When Lee made his studio caper picture, Inside Man, a lot of us praised his light touch, even his slickness, and I fear that might have been interpreted as a call for him to be more ingratiating to the mainstream audience and his Hollywood masters. It wasn’t. It was that he finally seemed to have enough confidence in his storytelling to keep his agenda below the surface. In movies like Miracle at St. Anna, the humanity can’t be force-fed or captured on a placard. It’s too evanescent. It’s only a miracle if it rises up out of the screen, as if by force of nature. It’s only a miracle if it looks easy.
Briefly: Choke, from Chuck Palahniuk’s typically overheated novel about a sex addict who blames his crazy mother, is the first movie chockablock with nude women I’ve ever fought to stay awake at. Sam Rockwell strips himself down to pure appetite and has a buoyant spirit.
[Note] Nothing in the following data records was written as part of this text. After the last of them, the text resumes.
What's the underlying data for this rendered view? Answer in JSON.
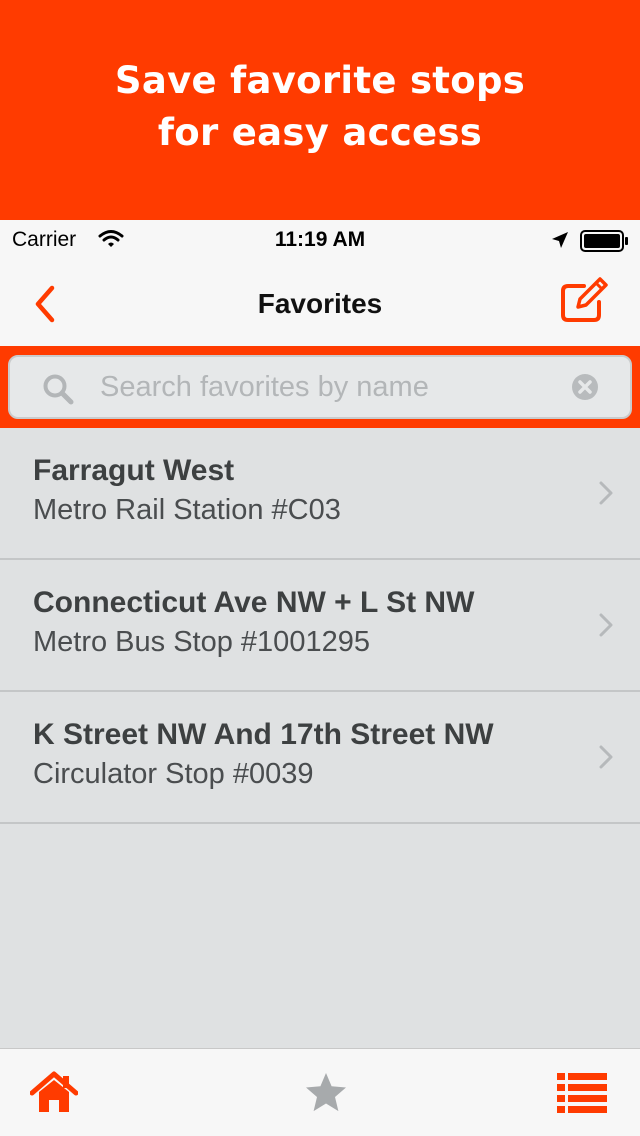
{
  "promo": {
    "line1": "Save favorite stops",
    "line2": "for easy access"
  },
  "status_bar": {
    "carrier": "Carrier",
    "time": "11:19 AM",
    "icons": [
      "wifi-icon",
      "location-arrow-icon",
      "battery-icon"
    ]
  },
  "nav": {
    "title": "Favorites",
    "back_icon": "chevron-left-icon",
    "edit_icon": "compose-icon"
  },
  "search": {
    "placeholder": "Search favorites by name",
    "value": ""
  },
  "favorites": [
    {
      "name": "Farragut West",
      "detail": "Metro Rail Station #C03"
    },
    {
      "name": "Connecticut Ave NW + L St NW",
      "detail": "Metro Bus Stop #1001295"
    },
    {
      "name": "K Street NW And 17th Street NW",
      "detail": "Circulator Stop #0039"
    }
  ],
  "tab_bar": {
    "tabs": [
      "home-icon",
      "star-icon",
      "list-icon"
    ]
  },
  "colors": {
    "accent": "#ff3b00",
    "background": "#dfe1e2",
    "bar": "#f7f7f7"
  }
}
But the film sure doesn’t. It’s bizarrely flat—it has no affect. It’s like Palahniuk translated into Robotese … The New York Film Festival opens with Laurent Cantet’s The Class, in which a Paris high-school teacher, François (played by François Bégaudeau, who wrote a memoir about teaching), labors over the course of a year to engage his mostly poor, multiracial students. The class scenes were largely improvised and seem to unfold in real time—they go on and on. Yet they’re each a cliffhanger. Great teaching is presented as an exhausting series of negotiations, the meaning in the minutiae—sometimes in the smallest of exchanges. For most of the film, François is an inspiring figure; then something, for a variety of reasons, snaps, and he becomes piggish and irrational. He does bad. Yet we never entirely abandon him. The process has been so fraught. The Class is a true movie miracle: fragile yet indelible. (It opens commercially in December.)